  • vendor-managed inventory;
  • information sharing;
  • empirical analysis

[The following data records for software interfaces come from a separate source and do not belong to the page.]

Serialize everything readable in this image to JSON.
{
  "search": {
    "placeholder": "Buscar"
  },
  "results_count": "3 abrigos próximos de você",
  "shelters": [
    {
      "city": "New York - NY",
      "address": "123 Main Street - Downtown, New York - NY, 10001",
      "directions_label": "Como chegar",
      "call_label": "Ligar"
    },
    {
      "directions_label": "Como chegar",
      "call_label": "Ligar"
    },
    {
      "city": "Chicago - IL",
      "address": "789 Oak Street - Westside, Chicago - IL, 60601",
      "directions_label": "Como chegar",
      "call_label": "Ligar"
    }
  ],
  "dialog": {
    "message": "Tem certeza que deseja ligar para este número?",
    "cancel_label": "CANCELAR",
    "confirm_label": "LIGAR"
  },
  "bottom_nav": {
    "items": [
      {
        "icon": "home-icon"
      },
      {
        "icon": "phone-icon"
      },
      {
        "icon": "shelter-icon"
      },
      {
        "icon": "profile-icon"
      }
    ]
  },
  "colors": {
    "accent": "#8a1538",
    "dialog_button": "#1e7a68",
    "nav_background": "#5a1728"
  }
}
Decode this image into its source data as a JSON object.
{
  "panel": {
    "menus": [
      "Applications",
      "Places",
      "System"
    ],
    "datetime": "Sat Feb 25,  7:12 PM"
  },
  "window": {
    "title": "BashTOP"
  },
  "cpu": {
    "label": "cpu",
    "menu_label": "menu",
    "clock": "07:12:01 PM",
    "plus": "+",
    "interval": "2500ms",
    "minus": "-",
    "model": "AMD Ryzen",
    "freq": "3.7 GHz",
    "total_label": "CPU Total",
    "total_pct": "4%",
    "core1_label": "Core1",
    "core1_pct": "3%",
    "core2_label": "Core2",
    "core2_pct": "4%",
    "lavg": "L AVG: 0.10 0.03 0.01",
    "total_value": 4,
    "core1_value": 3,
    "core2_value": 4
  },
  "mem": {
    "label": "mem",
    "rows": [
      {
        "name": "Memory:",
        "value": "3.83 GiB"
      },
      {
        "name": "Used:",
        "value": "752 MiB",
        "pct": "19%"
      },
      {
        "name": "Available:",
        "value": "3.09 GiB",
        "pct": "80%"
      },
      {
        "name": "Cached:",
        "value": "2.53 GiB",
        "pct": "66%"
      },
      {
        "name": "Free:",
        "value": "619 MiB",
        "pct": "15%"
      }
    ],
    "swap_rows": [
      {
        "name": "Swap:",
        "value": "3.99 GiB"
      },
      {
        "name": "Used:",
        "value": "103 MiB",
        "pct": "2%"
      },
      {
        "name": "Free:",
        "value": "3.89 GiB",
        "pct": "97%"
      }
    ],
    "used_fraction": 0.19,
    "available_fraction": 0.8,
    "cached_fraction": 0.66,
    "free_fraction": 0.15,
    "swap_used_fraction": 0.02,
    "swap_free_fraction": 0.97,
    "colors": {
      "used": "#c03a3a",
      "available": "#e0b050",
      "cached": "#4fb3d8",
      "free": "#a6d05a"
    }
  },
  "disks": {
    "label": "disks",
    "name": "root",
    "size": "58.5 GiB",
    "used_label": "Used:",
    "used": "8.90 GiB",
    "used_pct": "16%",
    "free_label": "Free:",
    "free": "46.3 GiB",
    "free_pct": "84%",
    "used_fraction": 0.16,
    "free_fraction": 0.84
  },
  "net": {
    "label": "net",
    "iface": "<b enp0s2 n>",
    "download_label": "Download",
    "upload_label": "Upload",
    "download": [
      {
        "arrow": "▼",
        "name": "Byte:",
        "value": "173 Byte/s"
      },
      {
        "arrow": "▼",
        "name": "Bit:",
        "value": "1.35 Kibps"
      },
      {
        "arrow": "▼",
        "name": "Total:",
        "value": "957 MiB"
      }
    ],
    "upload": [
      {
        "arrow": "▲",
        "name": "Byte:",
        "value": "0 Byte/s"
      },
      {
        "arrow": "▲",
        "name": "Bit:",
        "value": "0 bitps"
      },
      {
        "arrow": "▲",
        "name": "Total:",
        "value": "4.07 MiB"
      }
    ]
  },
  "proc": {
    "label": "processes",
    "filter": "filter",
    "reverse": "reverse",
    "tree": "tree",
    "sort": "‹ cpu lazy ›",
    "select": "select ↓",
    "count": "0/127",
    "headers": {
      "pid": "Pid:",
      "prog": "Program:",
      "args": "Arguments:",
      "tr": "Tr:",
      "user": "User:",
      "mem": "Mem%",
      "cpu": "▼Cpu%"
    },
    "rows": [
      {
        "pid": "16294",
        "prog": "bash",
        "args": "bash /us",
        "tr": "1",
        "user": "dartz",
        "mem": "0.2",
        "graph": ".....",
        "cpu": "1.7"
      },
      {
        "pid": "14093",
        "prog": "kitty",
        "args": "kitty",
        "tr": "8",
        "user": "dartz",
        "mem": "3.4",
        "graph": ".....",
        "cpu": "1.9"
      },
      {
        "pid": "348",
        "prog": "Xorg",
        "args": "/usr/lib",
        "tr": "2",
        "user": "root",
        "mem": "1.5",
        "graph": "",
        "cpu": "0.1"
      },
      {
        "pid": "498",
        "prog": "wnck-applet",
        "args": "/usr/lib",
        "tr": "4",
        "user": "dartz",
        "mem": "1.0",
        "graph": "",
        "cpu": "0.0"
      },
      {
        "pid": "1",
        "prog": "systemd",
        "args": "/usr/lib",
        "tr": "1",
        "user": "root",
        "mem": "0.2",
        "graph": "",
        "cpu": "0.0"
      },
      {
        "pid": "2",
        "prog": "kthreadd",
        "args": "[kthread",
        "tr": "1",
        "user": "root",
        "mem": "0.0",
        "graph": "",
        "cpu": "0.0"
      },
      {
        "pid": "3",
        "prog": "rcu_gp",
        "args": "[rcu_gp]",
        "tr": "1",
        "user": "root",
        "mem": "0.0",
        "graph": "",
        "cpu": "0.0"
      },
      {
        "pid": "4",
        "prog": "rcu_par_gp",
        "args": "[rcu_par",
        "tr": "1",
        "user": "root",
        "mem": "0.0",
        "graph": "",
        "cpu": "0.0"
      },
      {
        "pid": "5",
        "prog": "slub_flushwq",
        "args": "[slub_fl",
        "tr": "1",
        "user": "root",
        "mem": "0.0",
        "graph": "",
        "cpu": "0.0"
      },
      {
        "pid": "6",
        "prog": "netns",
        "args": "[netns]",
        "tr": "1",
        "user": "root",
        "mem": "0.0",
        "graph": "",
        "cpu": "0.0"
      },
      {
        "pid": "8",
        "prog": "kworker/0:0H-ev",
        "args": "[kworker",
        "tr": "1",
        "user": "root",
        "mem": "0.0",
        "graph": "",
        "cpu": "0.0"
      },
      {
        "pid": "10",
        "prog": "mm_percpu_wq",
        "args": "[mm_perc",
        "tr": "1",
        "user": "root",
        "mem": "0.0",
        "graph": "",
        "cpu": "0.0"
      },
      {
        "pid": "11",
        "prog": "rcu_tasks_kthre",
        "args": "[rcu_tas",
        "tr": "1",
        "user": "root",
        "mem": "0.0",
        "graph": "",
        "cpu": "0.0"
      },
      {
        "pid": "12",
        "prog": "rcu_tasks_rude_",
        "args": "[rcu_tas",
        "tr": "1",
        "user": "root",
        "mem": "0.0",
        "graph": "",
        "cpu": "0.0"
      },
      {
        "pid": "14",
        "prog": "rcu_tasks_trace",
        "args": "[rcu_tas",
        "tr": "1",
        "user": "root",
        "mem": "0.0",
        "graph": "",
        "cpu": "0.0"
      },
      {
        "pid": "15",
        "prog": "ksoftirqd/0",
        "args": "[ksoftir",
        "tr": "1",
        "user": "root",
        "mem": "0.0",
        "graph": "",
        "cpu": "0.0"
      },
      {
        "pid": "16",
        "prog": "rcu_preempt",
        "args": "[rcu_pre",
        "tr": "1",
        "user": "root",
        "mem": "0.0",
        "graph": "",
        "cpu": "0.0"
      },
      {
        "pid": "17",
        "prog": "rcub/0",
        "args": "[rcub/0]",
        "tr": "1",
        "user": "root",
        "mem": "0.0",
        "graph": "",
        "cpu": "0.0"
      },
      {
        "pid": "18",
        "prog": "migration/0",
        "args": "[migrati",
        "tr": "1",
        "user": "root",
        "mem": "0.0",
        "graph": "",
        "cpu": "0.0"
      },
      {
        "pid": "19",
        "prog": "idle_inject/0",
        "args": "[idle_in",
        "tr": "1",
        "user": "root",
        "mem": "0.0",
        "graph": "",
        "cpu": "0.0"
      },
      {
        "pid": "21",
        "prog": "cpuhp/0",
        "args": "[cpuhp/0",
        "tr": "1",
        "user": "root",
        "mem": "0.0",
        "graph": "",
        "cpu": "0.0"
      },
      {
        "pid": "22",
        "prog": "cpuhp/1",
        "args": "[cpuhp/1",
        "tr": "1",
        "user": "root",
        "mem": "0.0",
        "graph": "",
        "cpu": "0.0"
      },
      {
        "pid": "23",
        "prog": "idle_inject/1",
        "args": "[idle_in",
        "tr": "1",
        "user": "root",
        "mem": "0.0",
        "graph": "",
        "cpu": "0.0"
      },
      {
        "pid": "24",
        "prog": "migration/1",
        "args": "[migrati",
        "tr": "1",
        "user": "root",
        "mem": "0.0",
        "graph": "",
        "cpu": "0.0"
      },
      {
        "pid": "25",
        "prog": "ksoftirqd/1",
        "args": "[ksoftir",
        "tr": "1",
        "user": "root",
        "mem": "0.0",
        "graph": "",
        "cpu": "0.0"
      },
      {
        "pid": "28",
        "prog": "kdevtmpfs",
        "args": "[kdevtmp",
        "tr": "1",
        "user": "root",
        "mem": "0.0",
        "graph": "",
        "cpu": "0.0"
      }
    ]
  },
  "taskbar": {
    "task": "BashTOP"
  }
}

Using a unique, item-level data set, we examined benefits to downstream firms (distributors) from the decision-transfer component of vendor-managed inventory (VMI), the feature that distinguishes VMI from other information-sharing, collaborative supply chain programs. Our major findings are that the decision-transfer component of VMI adds significant benefits to the downstream firm in terms of inventory and stockout reductions above and beyond information sharing, and that these two benefits may be realized at different times following VMI implementation; that is, inventory reduction, initially, may be the major benefit to distributors from VMI, while the benefits of stockout reduction may more likely be realized after the first year of implementation. In addition, VMI provides benefits to the upstream firm (manufacturer) by reducing the downstream firm's inventory variability, a likely contributor to the bullwhip effect. Based on our empirical analysis, the decision-transfer component of VMI, on average, reduces inventory levels by 7%, stockouts by 31%, and inventory variability by 9%.